■ What you are asked to do: Reprint the entire listing exactly.

■ The data:
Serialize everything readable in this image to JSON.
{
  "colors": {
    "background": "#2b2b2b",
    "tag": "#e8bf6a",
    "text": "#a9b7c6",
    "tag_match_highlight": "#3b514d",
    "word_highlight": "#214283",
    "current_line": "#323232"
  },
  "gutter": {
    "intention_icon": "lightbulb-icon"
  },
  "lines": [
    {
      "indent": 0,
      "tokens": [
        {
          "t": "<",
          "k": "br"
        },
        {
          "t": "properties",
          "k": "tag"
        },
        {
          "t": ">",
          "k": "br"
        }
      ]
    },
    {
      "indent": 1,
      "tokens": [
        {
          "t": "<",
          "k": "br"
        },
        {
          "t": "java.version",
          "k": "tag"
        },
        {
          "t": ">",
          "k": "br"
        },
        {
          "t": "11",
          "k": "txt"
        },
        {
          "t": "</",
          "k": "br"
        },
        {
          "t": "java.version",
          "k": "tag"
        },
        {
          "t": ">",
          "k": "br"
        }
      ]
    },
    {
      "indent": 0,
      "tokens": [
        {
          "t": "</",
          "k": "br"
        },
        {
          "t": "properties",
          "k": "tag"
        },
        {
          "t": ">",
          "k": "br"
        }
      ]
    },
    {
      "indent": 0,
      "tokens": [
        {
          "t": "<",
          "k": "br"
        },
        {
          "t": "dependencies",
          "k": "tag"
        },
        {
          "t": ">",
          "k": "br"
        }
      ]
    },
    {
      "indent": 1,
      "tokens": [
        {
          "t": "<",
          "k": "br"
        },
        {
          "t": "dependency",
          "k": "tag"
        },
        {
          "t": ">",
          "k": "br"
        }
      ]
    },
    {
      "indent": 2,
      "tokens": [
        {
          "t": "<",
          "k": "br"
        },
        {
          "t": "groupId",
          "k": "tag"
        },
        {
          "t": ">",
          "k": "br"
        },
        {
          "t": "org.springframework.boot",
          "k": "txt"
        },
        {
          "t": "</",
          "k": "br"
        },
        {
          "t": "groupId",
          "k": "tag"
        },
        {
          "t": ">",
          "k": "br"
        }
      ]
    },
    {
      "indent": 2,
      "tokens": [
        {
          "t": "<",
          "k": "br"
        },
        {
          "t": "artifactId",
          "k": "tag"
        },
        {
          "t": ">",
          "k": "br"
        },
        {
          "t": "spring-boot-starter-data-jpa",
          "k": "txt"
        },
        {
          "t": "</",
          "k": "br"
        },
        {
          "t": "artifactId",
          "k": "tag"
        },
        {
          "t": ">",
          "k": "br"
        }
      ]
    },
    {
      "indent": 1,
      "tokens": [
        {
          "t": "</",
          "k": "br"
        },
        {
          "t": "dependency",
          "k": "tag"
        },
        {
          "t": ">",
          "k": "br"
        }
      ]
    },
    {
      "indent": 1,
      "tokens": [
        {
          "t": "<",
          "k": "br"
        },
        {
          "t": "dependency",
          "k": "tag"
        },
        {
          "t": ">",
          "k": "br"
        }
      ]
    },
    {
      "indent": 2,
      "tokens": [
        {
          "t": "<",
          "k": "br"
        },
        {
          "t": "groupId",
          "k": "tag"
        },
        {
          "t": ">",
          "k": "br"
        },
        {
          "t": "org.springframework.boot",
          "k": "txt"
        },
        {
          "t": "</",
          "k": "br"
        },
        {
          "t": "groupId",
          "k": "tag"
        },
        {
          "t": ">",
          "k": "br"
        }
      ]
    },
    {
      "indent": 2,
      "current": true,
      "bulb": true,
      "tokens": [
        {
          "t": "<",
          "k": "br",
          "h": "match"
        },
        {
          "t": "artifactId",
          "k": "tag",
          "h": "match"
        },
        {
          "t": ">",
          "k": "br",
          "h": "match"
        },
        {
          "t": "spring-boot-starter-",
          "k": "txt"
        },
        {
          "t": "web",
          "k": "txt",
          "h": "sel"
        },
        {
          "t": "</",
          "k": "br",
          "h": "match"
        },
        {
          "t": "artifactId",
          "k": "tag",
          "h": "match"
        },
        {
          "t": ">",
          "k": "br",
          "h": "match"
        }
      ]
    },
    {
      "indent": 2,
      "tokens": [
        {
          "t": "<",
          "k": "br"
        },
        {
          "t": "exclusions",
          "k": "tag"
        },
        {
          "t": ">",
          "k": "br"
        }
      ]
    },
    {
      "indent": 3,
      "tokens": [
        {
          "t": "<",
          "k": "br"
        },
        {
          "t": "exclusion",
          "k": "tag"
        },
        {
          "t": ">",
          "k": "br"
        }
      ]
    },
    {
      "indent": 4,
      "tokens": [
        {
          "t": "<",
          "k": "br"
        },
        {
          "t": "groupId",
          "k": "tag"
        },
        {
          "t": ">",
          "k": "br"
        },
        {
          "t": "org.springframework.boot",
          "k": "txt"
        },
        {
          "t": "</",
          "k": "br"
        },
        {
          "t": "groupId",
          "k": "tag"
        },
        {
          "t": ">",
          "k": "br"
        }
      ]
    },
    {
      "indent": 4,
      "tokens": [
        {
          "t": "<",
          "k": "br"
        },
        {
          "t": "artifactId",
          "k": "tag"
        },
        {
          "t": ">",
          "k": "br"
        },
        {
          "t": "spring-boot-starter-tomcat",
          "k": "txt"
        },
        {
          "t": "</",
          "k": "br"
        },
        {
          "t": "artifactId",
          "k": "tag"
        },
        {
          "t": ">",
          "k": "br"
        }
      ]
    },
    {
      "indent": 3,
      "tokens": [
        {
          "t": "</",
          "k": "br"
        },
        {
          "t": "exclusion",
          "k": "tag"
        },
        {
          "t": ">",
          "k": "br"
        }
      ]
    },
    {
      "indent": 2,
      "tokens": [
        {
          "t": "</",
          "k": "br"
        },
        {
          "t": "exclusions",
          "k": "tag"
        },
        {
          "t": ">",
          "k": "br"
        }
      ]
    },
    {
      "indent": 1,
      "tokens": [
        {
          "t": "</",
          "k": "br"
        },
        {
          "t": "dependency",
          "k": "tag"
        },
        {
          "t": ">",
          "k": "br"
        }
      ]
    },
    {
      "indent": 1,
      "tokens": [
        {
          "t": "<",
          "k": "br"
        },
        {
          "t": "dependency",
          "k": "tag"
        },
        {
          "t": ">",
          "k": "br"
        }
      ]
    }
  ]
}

■ Solution for this problem:
Serialize everything readable in this image to JSON.
{
  "colors": {
    "background": "#2b2b2b",
    "tag": "#e8bf6a",
    "text": "#a9b7c6",
    "tag_match_highlight": "#3b514d",
    "word_highlight": "#214283",
    "current_line": "#323232"
  },
  "gutter": {
    "intention_icon": "lightbulb-icon"
  },
  "lines": [
    {
      "indent": 0,
      "tokens": [
        {
          "t": "<",
          "k": "br"
        },
        {
          "t": "properties",
          "k": "tag"
        },
        {
          "t": ">",
          "k": "br"
        }
      ]
    },
    {
      "indent": 1,
      "tokens": [
        {
          "t": "<",
          "k": "br"
        },
        {
          "t": "java.version",
          "k": "tag"
        },
        {
          "t": ">",
          "k": "br"
        },
        {
          "t": "11",
          "k": "txt"
        },
        {
          "t": "</",
          "k": "br"
        },
        {
          "t": "java.version",
          "k": "tag"
        },
        {
          "t": ">",
          "k": "br"
        }
      ]
    },
    {
      "indent": 0,
      "tokens": [
        {
          "t": "</",
          "k": "br"
        },
        {
          "t": "properties",
          "k": "tag"
        },
        {
          "t": ">",
          "k": "br"
        }
      ]
    },
    {
      "indent": 0,
      "tokens": [
        {
          "t": "<",
          "k": "br"
        },
        {
          "t": "dependencies",
          "k": "tag"
        },
        {
          "t": ">",
          "k": "br"
        }
      ]
    },
    {
      "indent": 1,
      "tokens": [
        {
          "t": "<",
          "k": "br"
        },
        {
          "t": "dependency",
          "k": "tag"
        },
        {
          "t": ">",
          "k": "br"
        }
      ]
    },
    {
      "indent": 2,
      "tokens": [
        {
          "t": "<",
          "k": "br"
        },
        {
          "t": "groupId",
          "k": "tag"
        },
        {
          "t": ">",
          "k": "br"
        },
        {
          "t": "org.springframework.boot",
          "k": "txt"
        },
        {
          "t": "</",
          "k": "br"
        },
        {
          "t": "groupId",
          "k": "tag"
        },
        {
          "t": ">",
          "k": "br"
        }
      ]
    },
    {
      "indent": 2,
      "tokens": [
        {
          "t": "<",
          "k": "br"
        },
        {
          "t": "artifactId",
          "k": "tag"
        },
        {
          "t": ">",
          "k": "br"
        },
        {
          "t": "spring-boot-starter-data-jpa",
          "k": "txt"
        },
        {
          "t": "</",
          "k": "br"
        },
        {
          "t": "artifactId",
          "k": "tag"
        },
        {
          "t": ">",
          "k": "br"
        }
      ]
    },
    {
      "indent": 1,
      "tokens": [
        {
          "t": "</",
          "k": "br"
        },
        {
          "t": "dependency",
          "k": "tag"
        },
        {
          "t": ">",
          "k": "br"
        }
      ]
    },
    {
      "indent": 1,
      "tokens": [
        {
          "t": "<",
          "k": "br"
        },
        {
          "t": "dependency",
          "k": "tag"
        },
        {
          "t": ">",
          "k": "br"
        }
      ]
    },
    {
      "indent": 2,
      "tokens": [
        {
          "t": "<",
          "k": "br"
        },
        {
          "t": "groupId",
          "k": "tag"
        },
        {
          "t": ">",
          "k": "br"
        },
        {
          "t": "org.springframework.boot",
          "k": "txt"
        },
        {
          "t": "</",
          "k": "br"
        },
        {
          "t": "groupId",
          "k": "tag"
        },
        {
          "t": ">",
          "k": "br"
        }
      ]
    },
    {
      "indent": 2,
      "current": true,
      "bulb": true,
      "tokens": [
        {
          "t": "<",
          "k": "br",
          "h": "match"
        },
        {
          "t": "artifactId",
          "k": "tag",
          "h": "match"
        },
        {
          "t": ">",
          "k": "br",
          "h": "match"
        },
        {
          "t": "spring-boot-starter-",
          "k": "txt"
        },
        {
          "t": "web",
          "k": "txt",
          "h": "sel"
        },
        {
          "t": "</",
          "k": "br",
          "h": "match"
        },
        {
          "t": "artifactId",
          "k": "tag",
          "h": "match"
        },
        {
          "t": ">",
          "k": "br",
          "h": "match"
        }
      ]
    },
    {
      "indent": 2,
      "tokens": [
        {
          "t": "<",
          "k": "br"
        },
        {
          "t": "exclusions",
          "k": "tag"
        },
        {
          "t": ">",
          "k": "br"
        }
      ]
    },
    {
      "indent": 3,
      "tokens": [
        {
          "t": "<",
          "k": "br"
        },
        {
          "t": "exclusion",
          "k": "tag"
        },
        {
          "t": ">",
          "k": "br"
        }
      ]
    },
    {
      "indent": 4,
      "tokens": [
        {
          "t": "<",
          "k": "br"
        },
        {
          "t": "groupId",
          "k": "tag"
        },
        {
          "t": ">",
          "k": "br"
        },
        {
          "t": "org.springframework.boot",
          "k": "txt"
        },
        {
          "t": "</",
          "k": "br"
        },
        {
          "t": "groupId",
          "k": "tag"
        },
        {
          "t": ">",
          "k": "br"
        }
      ]
    },
    {
      "indent": 4,
      "tokens": [
        {
          "t": "<",
          "k": "br"
        },
        {
          "t": "artifactId",
          "k": "tag"
        },
        {
          "t": ">",
          "k": "br"
        },
        {
          "t": "spring-boot-starter-tomcat",
          "k": "txt"
        },
        {
          "t": "</",
          "k": "br"
        },
        {
          "t": "artifactId",
          "k": "tag"
        },
        {
          "t": ">",
          "k": "br"
        }
      ]
    },
    {
      "indent": 3,
      "tokens": [
        {
          "t": "</",
          "k": "br"
        },
        {
          "t": "exclusion",
          "k": "tag"
        },
        {
          "t": ">",
          "k": "br"
        }
      ]
    },
    {
      "indent": 2,
      "tokens": [
        {
          "t": "</",
          "k": "br"
        },
        {
          "t": "exclusions",
          "k": "tag"
        },
        {
          "t": ">",
          "k": "br"
        }
      ]
    },
    {
      "indent": 1,
      "tokens": [
        {
          "t": "</",
          "k": "br"
        },
        {
          "t": "dependency",
          "k": "tag"
        },
        {
          "t": ">",
          "k": "br"
        }
      ]
    },
    {
      "indent": 1,
      "tokens": [
        {
          "t": "<",
          "k": "br"
        },
        {
          "t": "dependency",
          "k": "tag"
        },
        {
          "t": ">",
          "k": "br"
        }
      ]
    }
  ]
}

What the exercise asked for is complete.